When did education start in the US?

When did education start in the US?

When did education start in the US?

On April 23, 1635, the first public school in what would become the United States was established in Boston, Massachusetts.

How did education start in the United States?

The first public normal school in the United States was founded shortly thereafter in 1839 in Lexington, Massachusetts. Both public and private “normals” initially offered a two-year course beyond the secondary level, but by the twentieth century, teacher-training programs required a minimum of four years.

Who introduced education in America?

In the 1830s, Horace Mann, a Massachusetts legislator and secretary of that state’s board of education, began to advocate for the creation of public schools that would be universally available to all children, free of charge, and funded by the state.

When did America start free education?

Boston Latin School was founded in 1635 and is both the first public school and oldest existing school in the United States. The first free taxpayer-supported public school in North America, the Mather School, was opened in Dorchester, Massachusetts, in 1639.

Why history of education is important?

Education history is essential to help compare the development and origin of various educational theories, practices, and ideas in different communities. Hence, it helps formulate better principles, patterns, and ideas to get a vast perspective.

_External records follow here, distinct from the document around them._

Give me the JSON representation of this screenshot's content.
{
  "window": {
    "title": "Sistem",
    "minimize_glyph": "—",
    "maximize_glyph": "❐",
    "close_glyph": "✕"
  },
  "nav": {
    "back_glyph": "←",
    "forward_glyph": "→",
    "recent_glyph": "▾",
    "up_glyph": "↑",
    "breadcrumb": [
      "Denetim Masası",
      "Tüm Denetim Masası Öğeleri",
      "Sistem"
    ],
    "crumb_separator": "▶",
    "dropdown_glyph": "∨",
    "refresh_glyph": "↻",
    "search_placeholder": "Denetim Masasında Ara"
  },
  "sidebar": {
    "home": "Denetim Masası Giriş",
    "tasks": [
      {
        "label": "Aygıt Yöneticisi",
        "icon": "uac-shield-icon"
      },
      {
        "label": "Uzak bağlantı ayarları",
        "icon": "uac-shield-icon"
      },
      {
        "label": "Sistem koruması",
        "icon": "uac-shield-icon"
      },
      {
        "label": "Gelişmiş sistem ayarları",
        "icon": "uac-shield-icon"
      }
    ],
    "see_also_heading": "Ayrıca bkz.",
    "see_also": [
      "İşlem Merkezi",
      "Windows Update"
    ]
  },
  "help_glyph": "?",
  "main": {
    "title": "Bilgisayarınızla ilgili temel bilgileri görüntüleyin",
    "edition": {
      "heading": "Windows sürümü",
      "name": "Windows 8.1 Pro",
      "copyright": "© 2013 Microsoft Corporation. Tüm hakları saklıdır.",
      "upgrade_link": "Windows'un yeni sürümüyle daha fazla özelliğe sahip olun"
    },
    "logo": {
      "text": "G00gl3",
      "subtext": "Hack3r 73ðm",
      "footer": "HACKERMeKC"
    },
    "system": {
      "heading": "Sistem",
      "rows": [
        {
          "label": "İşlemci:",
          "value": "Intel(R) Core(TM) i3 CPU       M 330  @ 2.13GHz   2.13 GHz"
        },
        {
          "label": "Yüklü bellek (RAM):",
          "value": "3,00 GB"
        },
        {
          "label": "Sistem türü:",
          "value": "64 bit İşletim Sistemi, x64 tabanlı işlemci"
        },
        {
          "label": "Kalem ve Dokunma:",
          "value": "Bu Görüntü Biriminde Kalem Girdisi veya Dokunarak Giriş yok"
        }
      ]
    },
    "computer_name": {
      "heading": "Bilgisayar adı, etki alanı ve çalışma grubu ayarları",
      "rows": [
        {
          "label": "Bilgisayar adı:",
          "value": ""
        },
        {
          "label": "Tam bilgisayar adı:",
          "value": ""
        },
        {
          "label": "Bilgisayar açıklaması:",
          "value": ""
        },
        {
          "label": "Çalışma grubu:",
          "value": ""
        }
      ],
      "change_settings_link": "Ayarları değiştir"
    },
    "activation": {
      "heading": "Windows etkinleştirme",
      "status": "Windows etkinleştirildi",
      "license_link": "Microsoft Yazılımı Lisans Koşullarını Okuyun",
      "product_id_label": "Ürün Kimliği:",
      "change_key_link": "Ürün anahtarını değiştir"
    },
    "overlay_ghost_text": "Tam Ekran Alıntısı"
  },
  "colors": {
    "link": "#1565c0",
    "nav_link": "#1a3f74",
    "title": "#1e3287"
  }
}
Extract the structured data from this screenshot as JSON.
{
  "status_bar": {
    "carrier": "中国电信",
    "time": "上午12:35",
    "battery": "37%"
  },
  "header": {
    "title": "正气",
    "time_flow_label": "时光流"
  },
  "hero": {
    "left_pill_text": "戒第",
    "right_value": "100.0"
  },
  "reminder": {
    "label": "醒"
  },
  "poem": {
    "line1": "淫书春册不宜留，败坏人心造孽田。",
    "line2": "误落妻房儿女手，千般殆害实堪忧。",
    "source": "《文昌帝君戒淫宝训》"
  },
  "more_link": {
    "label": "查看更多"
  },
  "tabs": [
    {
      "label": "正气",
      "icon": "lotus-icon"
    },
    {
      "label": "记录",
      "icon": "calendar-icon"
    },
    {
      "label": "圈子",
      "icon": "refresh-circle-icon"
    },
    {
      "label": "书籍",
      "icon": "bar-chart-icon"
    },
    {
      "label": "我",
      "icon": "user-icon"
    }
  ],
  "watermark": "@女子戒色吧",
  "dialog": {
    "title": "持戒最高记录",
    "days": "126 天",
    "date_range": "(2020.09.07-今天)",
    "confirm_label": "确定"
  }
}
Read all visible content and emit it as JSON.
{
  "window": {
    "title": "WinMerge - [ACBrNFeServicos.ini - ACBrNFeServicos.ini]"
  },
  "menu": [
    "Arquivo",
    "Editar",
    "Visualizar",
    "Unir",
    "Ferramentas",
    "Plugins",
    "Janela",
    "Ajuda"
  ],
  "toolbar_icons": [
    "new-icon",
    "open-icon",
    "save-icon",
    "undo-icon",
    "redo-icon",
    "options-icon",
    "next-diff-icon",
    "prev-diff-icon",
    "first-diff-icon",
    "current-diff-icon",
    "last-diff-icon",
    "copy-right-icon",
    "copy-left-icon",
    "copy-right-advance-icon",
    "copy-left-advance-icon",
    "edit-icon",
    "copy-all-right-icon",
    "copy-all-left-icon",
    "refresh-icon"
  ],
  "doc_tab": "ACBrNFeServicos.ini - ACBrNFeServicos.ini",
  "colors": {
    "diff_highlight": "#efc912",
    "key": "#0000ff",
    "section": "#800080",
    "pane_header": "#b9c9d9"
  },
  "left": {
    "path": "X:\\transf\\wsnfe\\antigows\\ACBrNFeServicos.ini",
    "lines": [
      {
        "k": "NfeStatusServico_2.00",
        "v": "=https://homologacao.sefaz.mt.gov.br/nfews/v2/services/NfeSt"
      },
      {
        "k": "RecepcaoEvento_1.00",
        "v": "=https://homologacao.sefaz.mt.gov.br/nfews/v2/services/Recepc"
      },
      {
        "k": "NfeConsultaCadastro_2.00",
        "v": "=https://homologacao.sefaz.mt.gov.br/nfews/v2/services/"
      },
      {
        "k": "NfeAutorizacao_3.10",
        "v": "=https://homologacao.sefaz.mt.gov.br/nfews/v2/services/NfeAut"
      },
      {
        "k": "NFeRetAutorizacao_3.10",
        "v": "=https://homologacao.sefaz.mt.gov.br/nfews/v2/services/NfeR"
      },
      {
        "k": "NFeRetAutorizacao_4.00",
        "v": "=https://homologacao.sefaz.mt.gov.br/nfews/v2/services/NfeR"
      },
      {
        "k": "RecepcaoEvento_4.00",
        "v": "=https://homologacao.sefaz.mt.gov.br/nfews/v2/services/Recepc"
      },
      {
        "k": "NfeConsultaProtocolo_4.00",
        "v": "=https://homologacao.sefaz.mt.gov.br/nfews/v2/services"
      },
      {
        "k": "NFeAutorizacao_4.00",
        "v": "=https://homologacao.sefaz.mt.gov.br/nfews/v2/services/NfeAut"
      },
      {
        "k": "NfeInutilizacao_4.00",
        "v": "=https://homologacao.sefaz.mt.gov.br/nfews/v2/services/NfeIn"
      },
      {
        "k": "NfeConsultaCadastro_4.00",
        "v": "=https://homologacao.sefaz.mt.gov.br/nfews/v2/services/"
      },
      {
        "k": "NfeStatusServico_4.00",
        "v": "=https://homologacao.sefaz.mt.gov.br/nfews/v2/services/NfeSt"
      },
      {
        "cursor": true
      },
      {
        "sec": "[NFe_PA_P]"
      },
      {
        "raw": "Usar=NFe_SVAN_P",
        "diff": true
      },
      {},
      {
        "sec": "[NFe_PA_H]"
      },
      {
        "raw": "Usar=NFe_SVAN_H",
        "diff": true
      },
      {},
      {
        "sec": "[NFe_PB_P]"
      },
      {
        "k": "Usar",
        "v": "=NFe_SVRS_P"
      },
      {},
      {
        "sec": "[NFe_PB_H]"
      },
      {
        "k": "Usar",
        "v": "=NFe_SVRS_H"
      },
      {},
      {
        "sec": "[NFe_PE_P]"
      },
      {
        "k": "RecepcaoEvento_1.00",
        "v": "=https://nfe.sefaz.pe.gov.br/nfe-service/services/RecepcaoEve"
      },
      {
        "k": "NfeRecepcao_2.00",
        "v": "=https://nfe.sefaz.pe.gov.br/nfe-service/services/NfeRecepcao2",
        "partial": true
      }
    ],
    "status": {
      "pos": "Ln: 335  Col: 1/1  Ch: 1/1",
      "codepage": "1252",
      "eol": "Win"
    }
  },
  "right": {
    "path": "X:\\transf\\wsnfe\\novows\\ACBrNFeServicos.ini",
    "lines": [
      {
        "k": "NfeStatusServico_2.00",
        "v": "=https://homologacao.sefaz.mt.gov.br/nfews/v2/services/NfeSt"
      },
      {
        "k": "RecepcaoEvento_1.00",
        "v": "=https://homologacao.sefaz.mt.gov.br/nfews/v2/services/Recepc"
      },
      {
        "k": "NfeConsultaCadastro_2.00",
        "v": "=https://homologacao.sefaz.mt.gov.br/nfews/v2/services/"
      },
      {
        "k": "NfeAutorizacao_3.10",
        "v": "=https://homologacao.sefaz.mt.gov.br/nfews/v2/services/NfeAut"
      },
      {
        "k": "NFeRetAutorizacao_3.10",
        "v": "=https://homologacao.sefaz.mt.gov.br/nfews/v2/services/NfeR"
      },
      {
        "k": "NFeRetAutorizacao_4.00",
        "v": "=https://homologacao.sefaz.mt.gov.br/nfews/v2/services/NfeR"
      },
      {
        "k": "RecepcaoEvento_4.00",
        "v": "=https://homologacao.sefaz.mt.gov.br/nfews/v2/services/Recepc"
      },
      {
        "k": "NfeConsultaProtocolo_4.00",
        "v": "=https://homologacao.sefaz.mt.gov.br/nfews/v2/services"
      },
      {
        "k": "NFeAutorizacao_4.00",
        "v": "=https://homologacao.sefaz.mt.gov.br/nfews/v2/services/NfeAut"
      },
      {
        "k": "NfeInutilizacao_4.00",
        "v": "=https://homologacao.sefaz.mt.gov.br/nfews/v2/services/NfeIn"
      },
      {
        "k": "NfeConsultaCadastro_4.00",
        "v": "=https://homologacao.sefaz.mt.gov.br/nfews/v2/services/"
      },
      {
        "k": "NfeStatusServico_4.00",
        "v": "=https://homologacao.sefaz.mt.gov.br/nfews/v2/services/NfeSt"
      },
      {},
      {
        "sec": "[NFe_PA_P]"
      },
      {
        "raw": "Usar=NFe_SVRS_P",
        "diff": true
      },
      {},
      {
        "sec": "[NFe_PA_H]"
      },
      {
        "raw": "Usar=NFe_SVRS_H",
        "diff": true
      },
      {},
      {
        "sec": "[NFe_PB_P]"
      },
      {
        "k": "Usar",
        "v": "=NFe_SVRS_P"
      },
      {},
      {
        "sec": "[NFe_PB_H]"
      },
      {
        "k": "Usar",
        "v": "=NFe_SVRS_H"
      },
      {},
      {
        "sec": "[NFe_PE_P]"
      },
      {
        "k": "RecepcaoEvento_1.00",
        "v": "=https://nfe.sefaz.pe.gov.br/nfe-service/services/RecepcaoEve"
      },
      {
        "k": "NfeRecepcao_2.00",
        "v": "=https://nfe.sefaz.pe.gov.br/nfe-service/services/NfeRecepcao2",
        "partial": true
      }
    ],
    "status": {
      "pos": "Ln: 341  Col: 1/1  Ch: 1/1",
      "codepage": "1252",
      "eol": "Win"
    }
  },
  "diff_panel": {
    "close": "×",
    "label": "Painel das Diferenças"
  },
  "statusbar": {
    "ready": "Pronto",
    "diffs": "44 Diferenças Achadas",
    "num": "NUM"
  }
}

What major events shaped American education?

10 Important Events in Education History

  • Common Schools Movement. 1800 – Present.
  • Measurement Movement. 1905.
  • The Brown V.S. Board of Education decision is handed down.
  • National Defense Education Act. Sep 2, 1958.
  • Head Start Program. 1965.
  • Title IX. 1972.
  • Individuals with Disabilities Education Act (IDEA) 1975.
  • Standards Movement.

When did US education start declining?

In the 1980s, economists puzzled by a decline in the growth of U.S. productivity realized that American schools had taken a dramatic turn for the worse. After rising every year for fifty years, student scores on a variety of achievement tests dropped sharply in 1967. They continued to decline through 1980.